Research Project: Reducing Peanut and Tree Nut Allergy

Location: Food Processing and Sensory Quality Research

Title: Identification of a thermal processing-induced modification site on the Ana o 3 cashew allergen

Author
item Mattison, Chris
item Grimm, Casey
item Li, Yichen - Oak Ridge Institute For Science And Education (ORISE)
item Chial, Heidi - Biomed Bridge
item Mccaslin, Darrell - University Of Wisconsin
item Chung, Si Yin
item Bren-mattision, Yvette - Biomed Bridge
item Richard, Wasserman - Allergy Partners Of North Texas Research

Submitted to: American Chemical Society
Publication Type: Abstract Only
Publication Acceptance Date: 9/28/2016
Publication Date: 11/13/2016
Citation: Mattison, C.P., Grimm, C.C., Li, Y., Chial, H.J., Mccaslin, D.R., Chung, S., Bren-Mattision, Y., Richard, W.L. 2016. Identification of a thermal processing-induced modification site on the Ana o 3 cashew allergen. American Chemical Society. https://scsb.utmb.edu/swrm-2016/SWRM_2016_Final_Technical_Program.pdf.

Interpretive Summary: Cashew nuts are a common cause of food allergy and reactions to cashew nuts can be severe. Cooking can alter the properties of food allergens and reduce or enhance their ability to cause allergic reactions. Cashew nuts have three identified allergens including Ana o 1, Ana o 2, and Ana o 3. We show that heating cashew nuts can alter the solubility of cashew nut allergens, in particular the Ana o 3 allergen. Heating cashew nuts can increase the relative proportion of Ana o 3 released in soluble cashew nut extracts. We also identify for the first time a specific amino acid in the Ana o 3 cashew allergen that can be modified during heating. Mass-spectrometric analysis identified two independent modifications on the Arginine-111 residue of Ana o 3 from roasted but not raw cashew nut extracts.

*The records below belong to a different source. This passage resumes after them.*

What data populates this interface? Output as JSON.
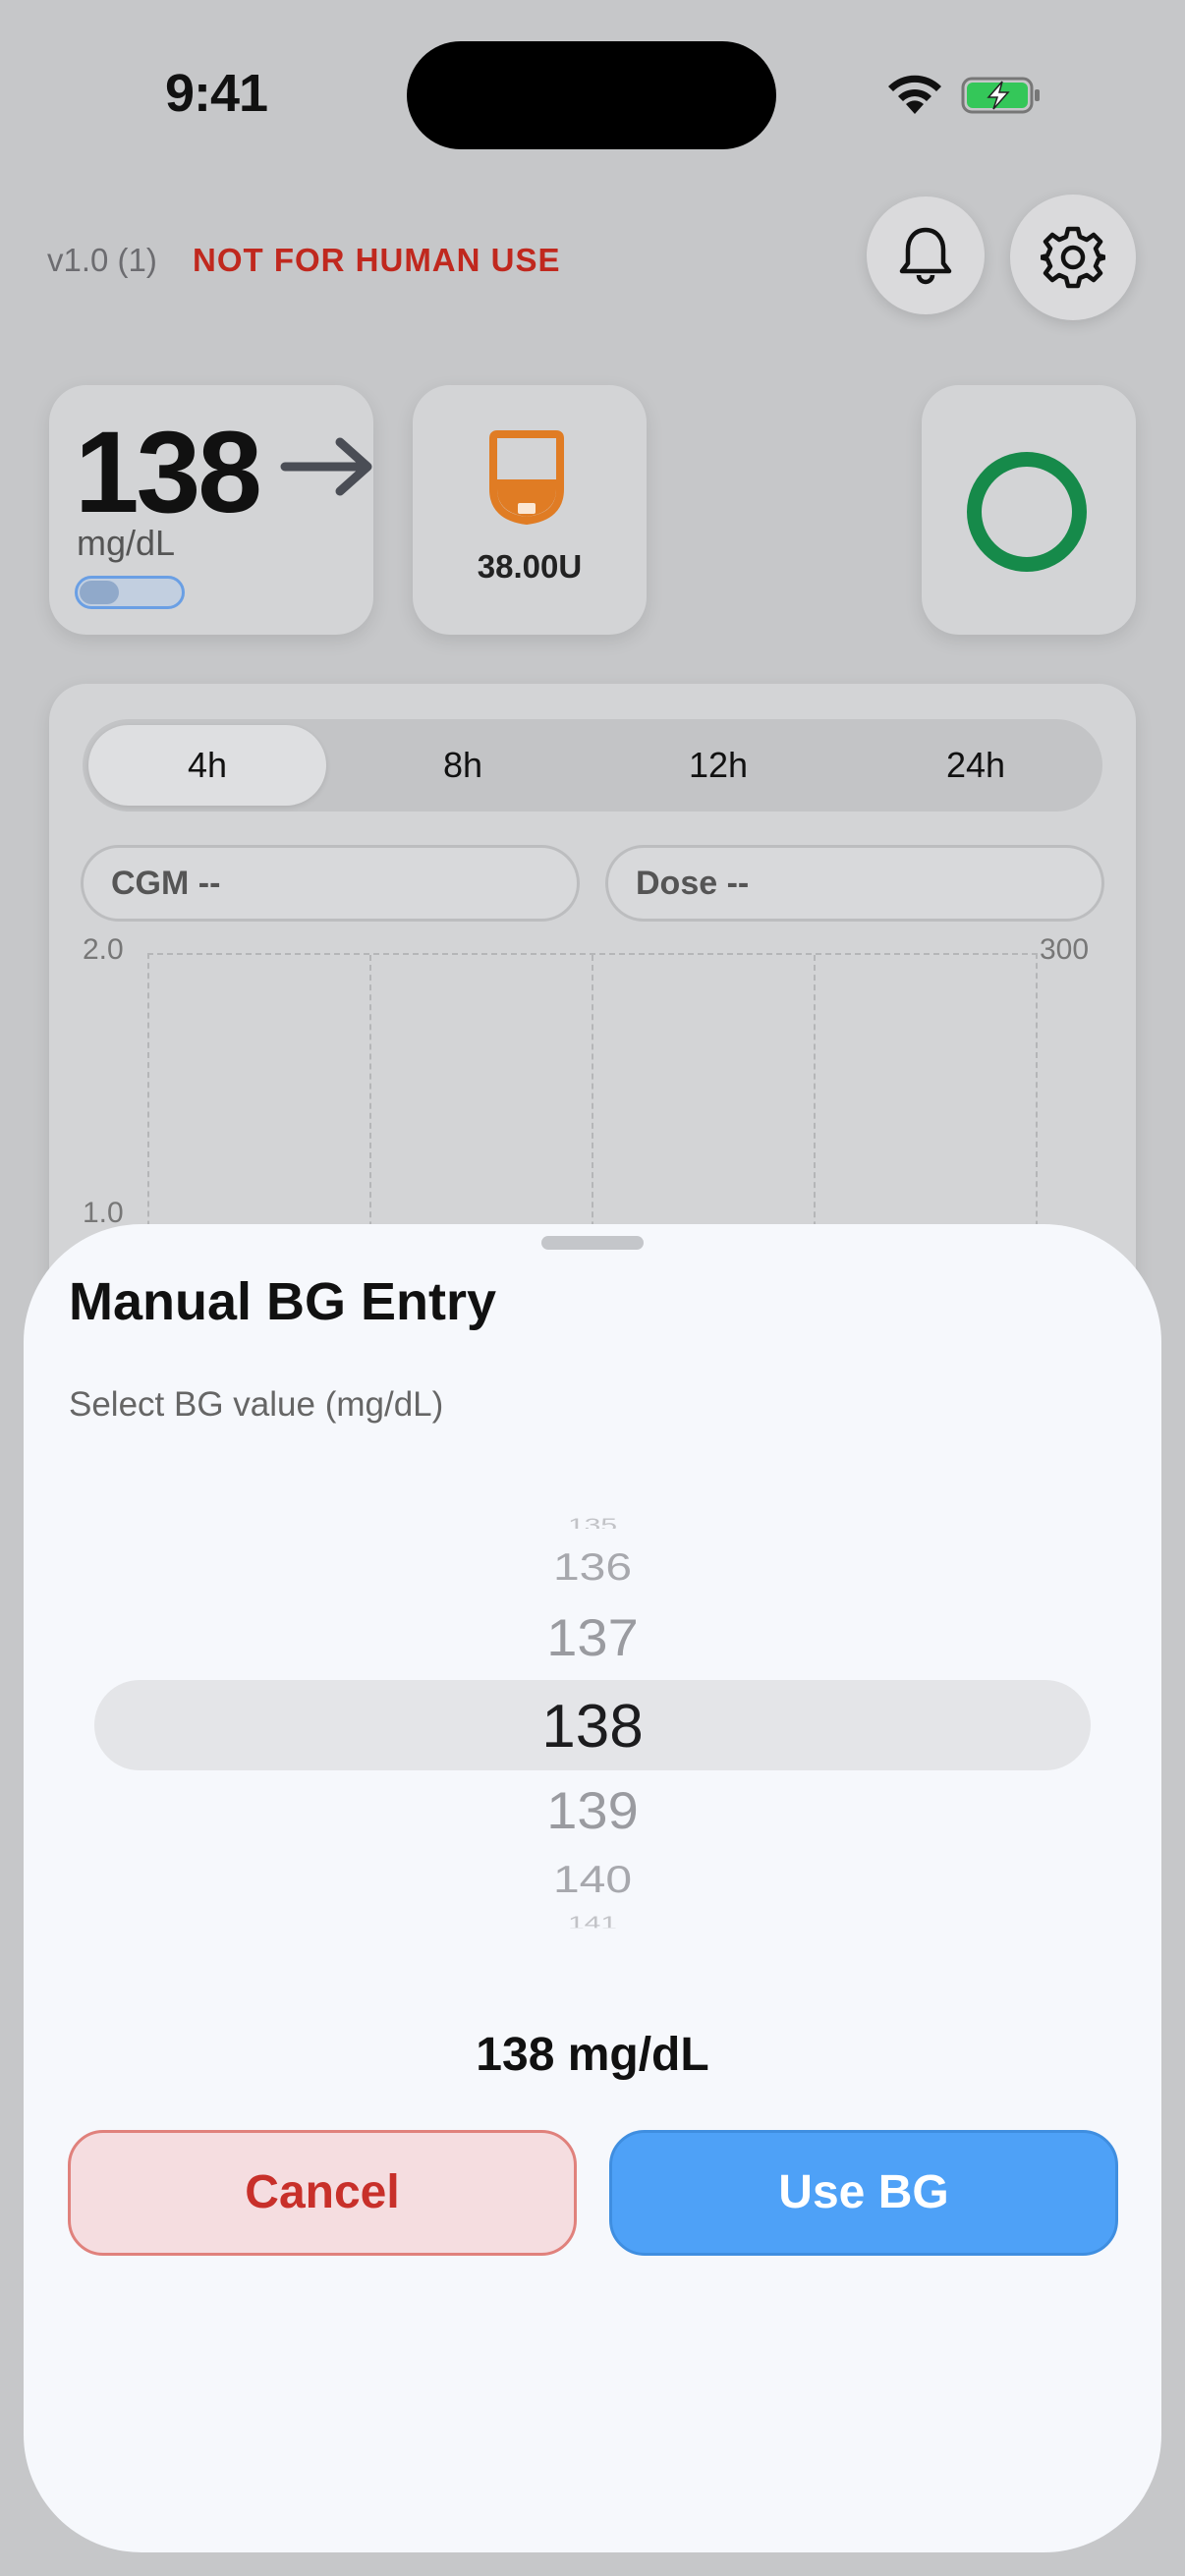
{
  "status_bar": {
    "time": "9:41"
  },
  "header": {
    "version": "v1.0 (1)",
    "warning": "NOT FOR HUMAN USE",
    "warning_color": "#c0281e"
  },
  "glucose_card": {
    "value": "138",
    "unit": "mg/dL",
    "trend_icon": "arrow-right-icon"
  },
  "pod_card": {
    "reservoir": "38.00U",
    "icon": "pod-icon",
    "color": "#e07c24"
  },
  "loop_card": {
    "status_color": "#168a4a"
  },
  "chart": {
    "ranges": [
      "4h",
      "8h",
      "12h",
      "24h"
    ],
    "selected_range": "4h",
    "cgm_pill": "CGM  --",
    "dose_pill": "Dose  --",
    "left_axis_top": "2.0",
    "left_axis_mid": "1.0",
    "right_axis_top": "300"
  },
  "sheet": {
    "title": "Manual BG Entry",
    "subtitle": "Select BG value (mg/dL)",
    "picker_values": [
      "135",
      "136",
      "137",
      "138",
      "139",
      "140",
      "141"
    ],
    "selected_value": "138",
    "readout": "138 mg/dL",
    "cancel_label": "Cancel",
    "use_label": "Use BG",
    "accent_color": "#4ea1f7",
    "cancel_color": "#c8302a"
  }
}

This residue lies within a previously mapped IgE epitope, but we do not see any change in IgE binding using six independent sera from cashew allergic patients. Our analysis also indicated that Ana o 3 purified from raw and roasted cashew nuts had similar structure and particle size. The stability of Ana o 3 purified from raw and roasted cashew nuts to trypsin digestion was also similar. Continued research on this Ana o 3 modification and similar in situ heating-induced allergen modifications, combined with clinical testing, will clarify the role of thermal processing in food allergy.

Technical Abstract: Cashew nuts are a common cause of food allergy and reactions to cashew nuts can be severe. Thermal processing can alter the properties of food allergens including their structure, solubility, and cause non-enzymatic reactions between reactive sugar carbonyl groups and amino groups within proteins. We show that heating cashew nuts can alter the solubility of seed storage proteins that have been shown to cause allergy to cashew nuts, and identify and characterize heating induced modifications in the Ana o 3 cashew allergen. Mass-spectrometric analysis of raw and roasted cashew nut extracts identified two independent modifications on the Arginine-111 residue of Ana o 3 from roasted but not raw cashew nuts. The mass changes we observed are consistent with formation of carboxyethyl and hydroimidazolone modifications at the Arginine-111 residue, and we observed these same modifications in Ana o 3 purified from roasted cashew nuts. Circular dichroism indicated that Ana o 3 purified from raw and roasted cashew nuts had similar secondary structure, and dynamic light scattering analysis indicated there was no observable difference in Ana o 3 particle size. The stability of Ana o 3 purified from raw and roasted cashew nuts to in vitro trypsin digestion was similar. We did not observe differences in IgE binding to Ana o 3 by ELISA among a cohort of cashew allergic patient sera demonstrated to recognize Ana o 3 by immunoblot. We have identified for the first time a heating-induced modification formed in situ on the cashew nut allergen Ana o 3. Continued research on similar in situ heating-induced allergen modifications, combined with clinical testing, will clarify the role of thermal processing in food allergy.